Homeowner Imidacloprid Recommendations for Edible Crops

Are roly polys bad for plants? The roly poly breathes through gills and must have moisture to survive, but interestingly, it cannot live submerged in water. Pill bugs are not dangerous to humans, but they can cause some damage to plants. These bugs will eat leaves and roots of young plants causing harm to those delicate sprouts. Are Rollie Pollies bad for plants?

But then it gets hot and dry.

How to Protect Seedlings

You can identify pest damage in one of two ways: You see the insect or the damage it causes. Use chemical sprays only as a last resort. Where possible, try pest traps and barriers, biological controls and organic sprays first. The tiny mites live under leaves and suck sap, causing yellow mottling. Fine webs are sometimes visible. Raise humidity and use a biological control under glass.

Pill bugs, sow bugs & 'Roly-Polies'

How to get rid of black flies on tomato plants. This could lead to crops undergoing growth problems and becoming inedible completely. Choose a suitable grasshopper control method from above and get rid of the tiny grasshoppers in the vegetable garden from eating the plant. These stick to … 15 simple DIY ways to get rid of bugs on plants naturally 1 Strong stream of water. Stunting is one of the most common symptoms of the disease, resulting to dwarfed plants. Next, boost your soil food web to introduce predators that eat eggs and pupating young to interrupt the life cycle. Break up the nutshells into small pieces, and create a protective barrier around your plants. How to get rid of Tomato Hornworms As we already discussed, there are a number of insect-control products that can assist you in your quest of taking back your garden from hornworm invaders.

offences too, actual environmental harm need not be proven to have occurred and the Around Cobram, production is mainly dairying and fruit growing.

Pill Bugs – Are Roly Poly Bugs A Problem In The Garden?

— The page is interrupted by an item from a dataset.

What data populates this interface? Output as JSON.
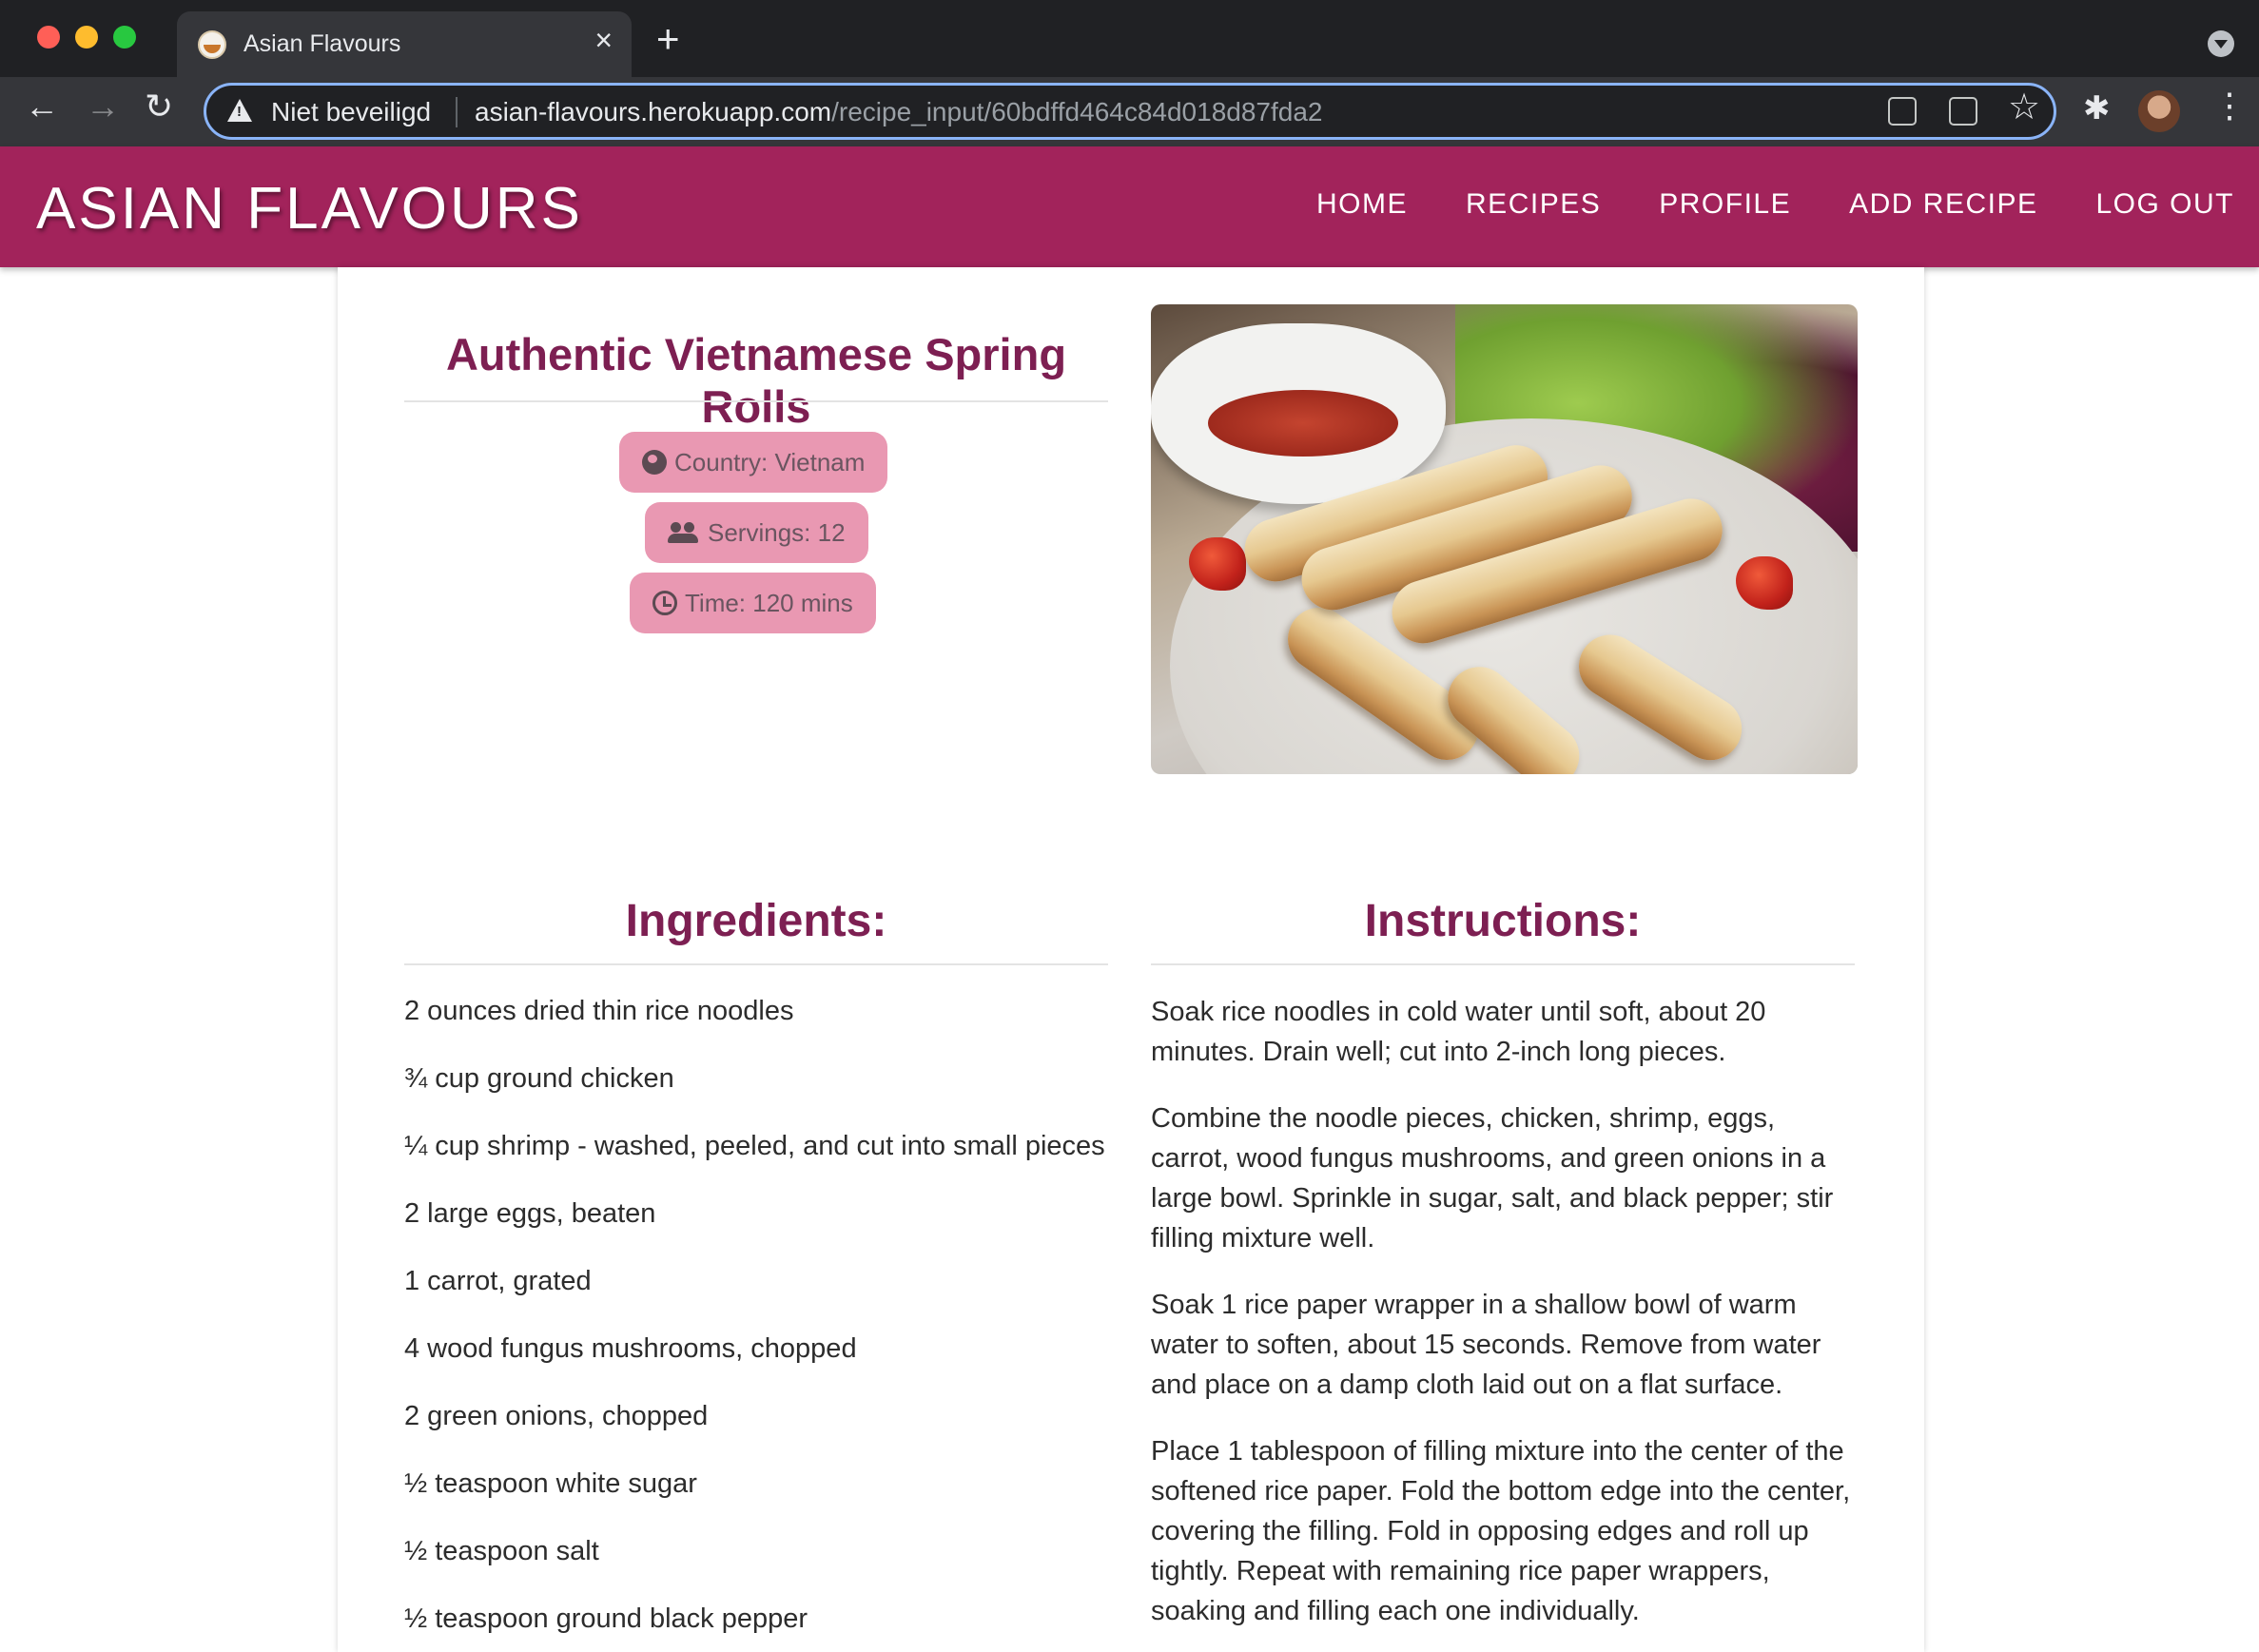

A Nuisance Pest, but not harmful.Box Elder Bugs cause concern in the autumn when they gather in considerable numbers on the warm outside walls of homes and sometimes find their way into houses looking for a suitable place to over winter. When they gain entry to buildings through cracks or other openings they remain in wall cavities and will occasionally emerge inside the home in the spring.

Please contact us for current pricing and availability. Deer Scram is an all natural, granular product that is applied as a barrier repellent. It is the fastest growing deer and rabbit repellent throughout the country for several reasons: It works! It is non-toxic, organic, and will not harm the animals or the environment. Repels by touch, taste and smell.

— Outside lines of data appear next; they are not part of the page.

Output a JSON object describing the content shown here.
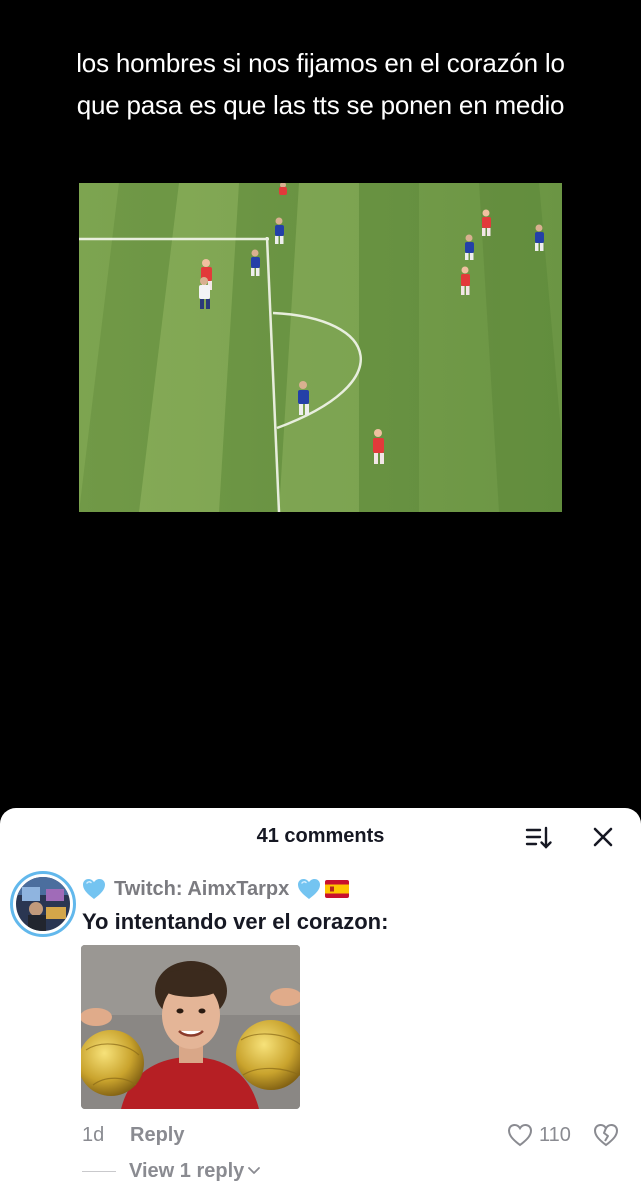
{
  "video": {
    "caption": "los hombres si nos fijamos en el corazón lo que pasa es que las tts se ponen en medio"
  },
  "comments_sheet": {
    "count_label": "41 comments",
    "sort_icon": "sort-icon",
    "close_icon": "close-icon"
  },
  "comment": {
    "username": "Twitch: AimxTarpx",
    "badges": [
      "light-blue-heart-emoji",
      "light-blue-heart-emoji",
      "spain-flag-emoji"
    ],
    "text": "Yo intentando ver el corazon:",
    "image_icon": "photo-icon",
    "time": "1d",
    "reply_label": "Reply",
    "likes": "110",
    "like_icon": "heart-outline-icon",
    "dislike_icon": "broken-heart-icon",
    "view_replies_label": "View 1 reply",
    "colors": {
      "avatar_ring": "#62b8ec",
      "heart_emoji": "#74c4f1",
      "meta_text": "#8a8b91"
    }
  }
}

Cottontails will eat a variety of clover including White clover Cottontail rabbits mostly eat a variety of grasses, depending on the season and availability.

Plant Care Today. If you have a garden, you are sure to see some bad garden bugs — insects, pests, bugs, flies, caterpillars, and wasps every day. Read on to learn more about common garden pests identification and see our bad garden bugs pictures. They are very small, no larger than the head of a pin. Most members of this family have two cornicles tiny tubes located on the abdomen. They use these to suck plant sap from tender young plants.

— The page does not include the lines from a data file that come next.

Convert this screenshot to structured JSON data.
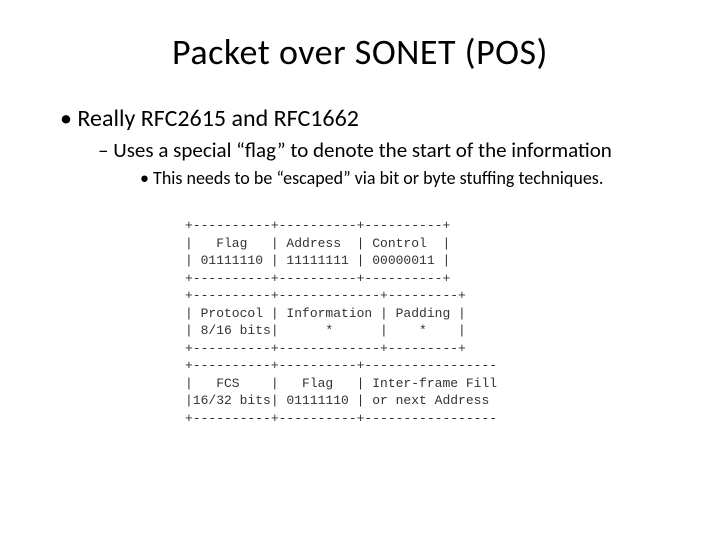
{
  "title": "Packet over SONET (POS)",
  "bullets": {
    "lvl1": "Really RFC2615 and RFC1662",
    "lvl2": "Uses a special “flag” to denote the start of the information",
    "lvl3": "This needs to be “escaped” via bit or byte stuffing techniques."
  },
  "diagram": {
    "l01": "+----------+----------+----------+",
    "l02": "|   Flag   | Address  | Control  |",
    "l03": "| 01111110 | 11111111 | 00000011 |",
    "l04": "+----------+----------+----------+",
    "l05": "+----------+-------------+---------+",
    "l06": "| Protocol | Information | Padding |",
    "l07": "| 8/16 bits|      *      |    *    |",
    "l08": "+----------+-------------+---------+",
    "l09": "+----------+----------+-----------------",
    "l10": "|   FCS    |   Flag   | Inter-frame Fill",
    "l11": "|16/32 bits| 01111110 | or next Address",
    "l12": "+----------+----------+-----------------"
  }
}
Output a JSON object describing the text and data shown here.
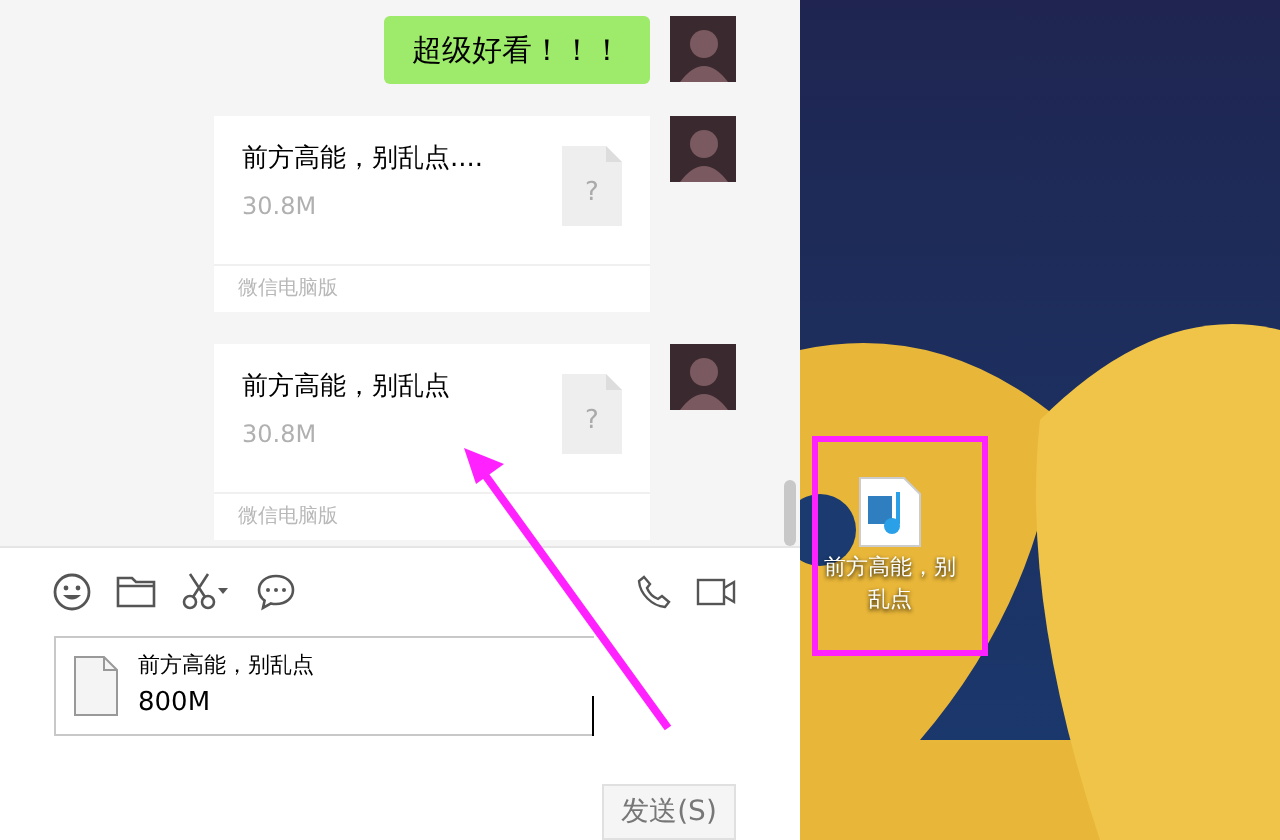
{
  "chat": {
    "messages": [
      {
        "kind": "text",
        "text": "超级好看！！！"
      },
      {
        "kind": "file",
        "name": "前方高能，别乱点....",
        "size": "30.8M",
        "icon_glyph": "?",
        "source": "微信电脑版"
      },
      {
        "kind": "file",
        "name": "前方高能，别乱点",
        "size": "30.8M",
        "icon_glyph": "?",
        "source": "微信电脑版"
      }
    ]
  },
  "input": {
    "attachment": {
      "name": "前方高能，别乱点",
      "size": "800M"
    }
  },
  "send_button": "发送(S)",
  "desktop": {
    "icon_label": "前方高能，别乱点"
  }
}
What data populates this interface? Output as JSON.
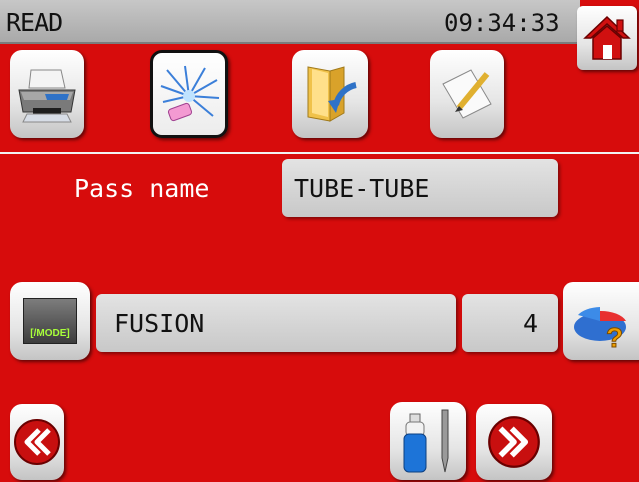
{
  "status": {
    "mode": "READ",
    "time": "09:34:33"
  },
  "icons": {
    "home": "home-icon",
    "printer": "printer-icon",
    "welding": "welding-spark-icon",
    "import": "folder-import-icon",
    "edit": "notepad-edit-icon",
    "mode": "mode-icon",
    "help": "help-chart-icon",
    "prev": "double-chevron-left-icon",
    "next": "double-chevron-right-icon",
    "gas": "gas-electrode-icon"
  },
  "pass": {
    "label": "Pass name",
    "value": "TUBE-TUBE"
  },
  "mode_row": {
    "mode_button_text": "[/MODE]",
    "mode_value": "FUSION",
    "number": "4"
  },
  "colors": {
    "background": "#d70c0c",
    "home": "#d01010",
    "help": "#e89a00"
  }
}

Earwigs eventually die indoors because there is little for them to eat. However, before eating the fruit, always wash it thoroughly as the insecticidal soap may cause indigestion, eye and skin irritation, or vomiting if someone accidentally ingests it. Biting into the first ripe, sweet-tart, vitamin-packed fruit from your home-grown raspberries bushes Rubus spp. Yellow jackets nest in the ground.